  23. Roediger, H. L., III, &McDermott, K. B. (1995). Creating false memories: Remembering words not presented in lists.Journal of Experimental Psychology: Learning, Memory, & Cognition,21, 803–814.CrossRefGoogle Scholar
  24. Seamon, J. G., Luo, C. R., &Gallo, D. A. (1998). Creating false memories of words with or without recognition of list items: Evidence for nonconscious processes.Psychological Science,9, 20–26.CrossRefGoogle Scholar
  25. Sternberg, R. J. (1996).Cognitive psychology.
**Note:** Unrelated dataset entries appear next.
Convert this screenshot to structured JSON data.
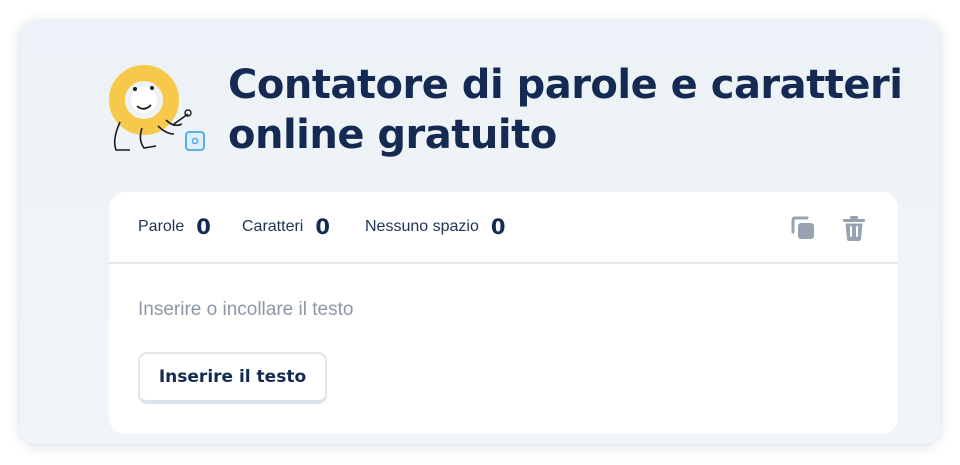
{
  "header": {
    "title": "Contatore di parole e caratteri online gratuito"
  },
  "stats": {
    "words_label": "Parole",
    "words_value": "0",
    "chars_label": "Caratteri",
    "chars_value": "0",
    "nospace_label": "Nessuno spazio",
    "nospace_value": "0"
  },
  "toolbar": {
    "copy_icon": "copy-icon",
    "delete_icon": "trash-icon"
  },
  "editor": {
    "placeholder": "Inserire o incollare il testo",
    "value": ""
  },
  "actions": {
    "insert_label": "Inserire il testo"
  },
  "colors": {
    "title": "#142a52",
    "mascot_yellow": "#f6c94a",
    "accent_blue": "#4aa8ea",
    "icon_gray": "#97a3b1",
    "background": "#eef3f7"
  }
}
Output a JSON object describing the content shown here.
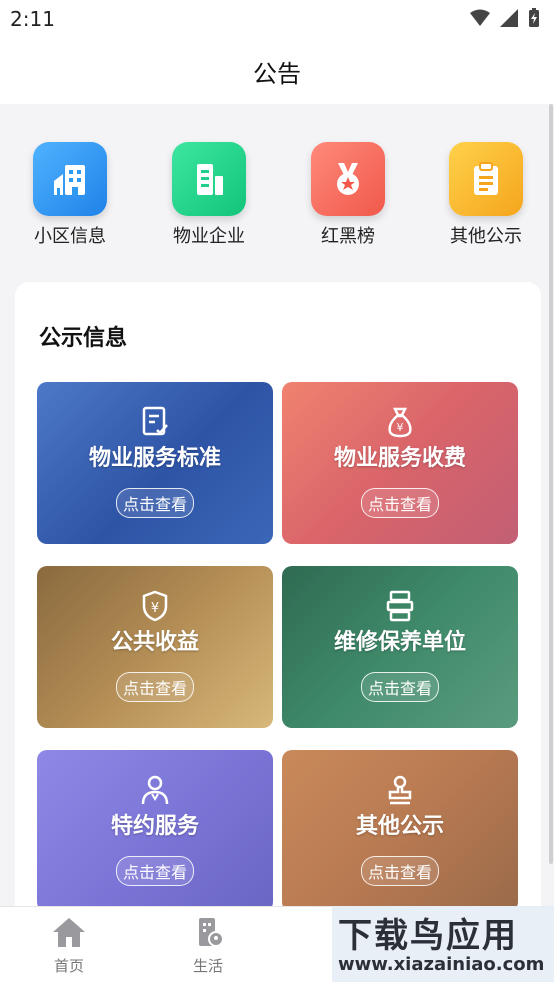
{
  "status_bar": {
    "time": "2:11"
  },
  "header": {
    "title": "公告"
  },
  "quick_links": [
    {
      "label": "小区信息",
      "icon": "building-icon",
      "color": "#2f9bf0"
    },
    {
      "label": "物业企业",
      "icon": "office-icon",
      "color": "#1fd08a"
    },
    {
      "label": "红黑榜",
      "icon": "medal-icon",
      "color": "#f7675a"
    },
    {
      "label": "其他公示",
      "icon": "clipboard-icon",
      "color": "#f7b82b"
    }
  ],
  "section": {
    "title": "公示信息",
    "tiles": [
      {
        "label": "物业服务标准",
        "button": "点击查看",
        "icon": "document-check-icon"
      },
      {
        "label": "物业服务收费",
        "button": "点击查看",
        "icon": "money-bag-icon"
      },
      {
        "label": "公共收益",
        "button": "点击查看",
        "icon": "yen-shield-icon"
      },
      {
        "label": "维修保养单位",
        "button": "点击查看",
        "icon": "printer-icon"
      },
      {
        "label": "特约服务",
        "button": "点击查看",
        "icon": "user-icon"
      },
      {
        "label": "其他公示",
        "button": "点击查看",
        "icon": "stamp-icon"
      }
    ]
  },
  "tab_bar": {
    "items": [
      {
        "label": "首页",
        "icon": "home-icon"
      },
      {
        "label": "生活",
        "icon": "life-icon"
      }
    ]
  },
  "watermark": {
    "main": "下载鸟应用",
    "sub": "www.xiazainiao.com"
  }
}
Fort Worth, TX: Harcourt Brace.Google Scholar
  26. Toth, J. P. (1996). Conceptual automaticity in recognition memory: Levels of processing effects on familiarity.Canadian Journal of Experimental Psychology,50, 123–138.PubMedGoogle Scholar
  27. Tussing, A. A., &Greene, R. L. (1997). False recognition of associates: How robust is the effect?Psychonomic Bulletin & Review,4, 572–576.CrossRefGoogle Scholar
  28. Underwood, B. J. (1965). False recognition produced by implicit verbal responses.Journal of Experimental Psychology,70, 122–129.PubMedCrossRefGoogle Scholar
  29. Vochatzer, K. G., &Blick, K. A. (1989) Levels of processing and the retention of paired-associates.Perceptual & Motor Skills,69, 349–350.Google Scholar

Copyright information

© Psychonomic Society, Inc. 2000

Authors and Affiliations

  1. 1.Department of PsychologyFrancis Marion UniversityFlorence

Personalised recommendations